Food sensitivities are very common and manifest themselves in many different ways. Common signs of food sensitivities include:
• Digestive Upset: Symptoms include nausea, stomach pain, heartburn, gas, diarrhea, cramps, or bloating which begin immediately or up to several hours following a meal.
• Headaches or Migraines: Most people who suffer from migraines can point to a specific food, or several foods, that seem to kick off their headaches. Common triggers include wheat, dairy, yeast, corn, and eggs. Tyramines are another common irritant, and they can be found in foods including cheese, wine, avocados, bananas and citrus foods.
• Depression or Anxiety: More than 90 percent of serotonin is produced in the gut, which is often referred to as our “second brain.” It therefore makes sense that what happens in the gut affects our moods.
• Skin Disorders: These include eczema, rosacea, acne and psoriasis. Research has indicated that the gut and skin are tightly related, and removing trigger foods can make a big difference in keeping sufferers more comfortable.
• Fatigue: Food sensitivities cause inflammation, which taxes the body. If this occurs on a chronic basis, it can lead to constantly feeling tired.

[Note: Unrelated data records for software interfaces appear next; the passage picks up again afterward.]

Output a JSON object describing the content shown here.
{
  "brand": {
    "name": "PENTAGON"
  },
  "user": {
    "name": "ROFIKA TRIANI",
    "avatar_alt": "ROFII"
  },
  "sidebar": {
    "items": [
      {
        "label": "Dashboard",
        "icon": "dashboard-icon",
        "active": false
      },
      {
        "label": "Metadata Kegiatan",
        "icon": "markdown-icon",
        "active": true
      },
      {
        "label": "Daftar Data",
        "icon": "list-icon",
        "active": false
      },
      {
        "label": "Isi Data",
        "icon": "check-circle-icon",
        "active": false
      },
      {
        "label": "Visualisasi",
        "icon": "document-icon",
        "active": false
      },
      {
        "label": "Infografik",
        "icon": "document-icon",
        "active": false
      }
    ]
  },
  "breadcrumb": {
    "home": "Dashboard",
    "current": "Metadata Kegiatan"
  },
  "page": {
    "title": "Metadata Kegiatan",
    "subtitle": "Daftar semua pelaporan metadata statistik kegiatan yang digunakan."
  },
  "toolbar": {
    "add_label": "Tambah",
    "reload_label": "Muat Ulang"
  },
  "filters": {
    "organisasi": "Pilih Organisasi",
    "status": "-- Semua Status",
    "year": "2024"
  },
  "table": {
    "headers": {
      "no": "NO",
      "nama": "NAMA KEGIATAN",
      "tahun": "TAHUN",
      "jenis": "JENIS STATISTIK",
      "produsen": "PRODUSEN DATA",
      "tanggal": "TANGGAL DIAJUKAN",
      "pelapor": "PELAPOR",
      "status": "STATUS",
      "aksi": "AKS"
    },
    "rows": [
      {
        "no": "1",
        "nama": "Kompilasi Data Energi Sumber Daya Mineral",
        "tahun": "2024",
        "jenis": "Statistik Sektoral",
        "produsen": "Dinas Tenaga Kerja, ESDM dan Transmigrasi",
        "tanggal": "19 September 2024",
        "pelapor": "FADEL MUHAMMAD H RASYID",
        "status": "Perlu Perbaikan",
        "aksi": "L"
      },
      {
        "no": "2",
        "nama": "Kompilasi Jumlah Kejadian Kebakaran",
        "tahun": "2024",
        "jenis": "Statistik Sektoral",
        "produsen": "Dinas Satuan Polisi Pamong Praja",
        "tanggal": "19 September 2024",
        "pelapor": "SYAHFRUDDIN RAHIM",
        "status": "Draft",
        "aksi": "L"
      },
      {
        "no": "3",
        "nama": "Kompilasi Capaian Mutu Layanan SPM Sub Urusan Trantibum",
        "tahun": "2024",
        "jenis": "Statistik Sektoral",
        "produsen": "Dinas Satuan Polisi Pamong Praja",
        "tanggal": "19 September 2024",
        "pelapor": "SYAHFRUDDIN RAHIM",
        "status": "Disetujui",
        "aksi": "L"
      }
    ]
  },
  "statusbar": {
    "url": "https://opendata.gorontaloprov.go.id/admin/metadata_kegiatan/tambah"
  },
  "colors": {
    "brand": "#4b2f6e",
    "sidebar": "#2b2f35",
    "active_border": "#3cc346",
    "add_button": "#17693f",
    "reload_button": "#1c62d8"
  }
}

• Joint Pain: It may seem hard to believe, but research has shown a connection between joints and the gut. Many patients with joint pain noticed significant improvement when problem foods were removed from their diets.
• Insomnia: The body’s inflammatory response to problem foods can make it difficult to fall asleep and stay asleep. An unfortunate side effect is that lack of sleep can make the body crave things like bread, sugar and alcohol, which exacerbate the problem.
• Weight Gain: Food sensitivities can interfere with the signals the gut sends to the brain after eating, leading the brain to indicate a higher “set point” for weight than a healthy person would have.
• Allergies: Runny nose, blocked ears, coughing and sinus pain may be linked with food sensitivities. Research has indicated that patients show considerable improvement after removing trigger foods from their diets.
WHAT DO WE RECOMMEND?
1. The most cost-effective way to determine your food sensitivities is an Elimination Diet. Most common triggers are eliminated and re-introduced over a period of weeks. This requires vigilance, discipline and an ability to keep a food journal.
2. We offer food sensitivity testing, also known as the Alletess, which is done by blood draw. On the plus side, you will get a very specific list of 184 foods and your level of sensitivity. However, it is not covered by insurance and costs $350. The results take about three weeks to come in. When sorting through food reactions gets overwhelming, the Alletess can help provide very specific answers.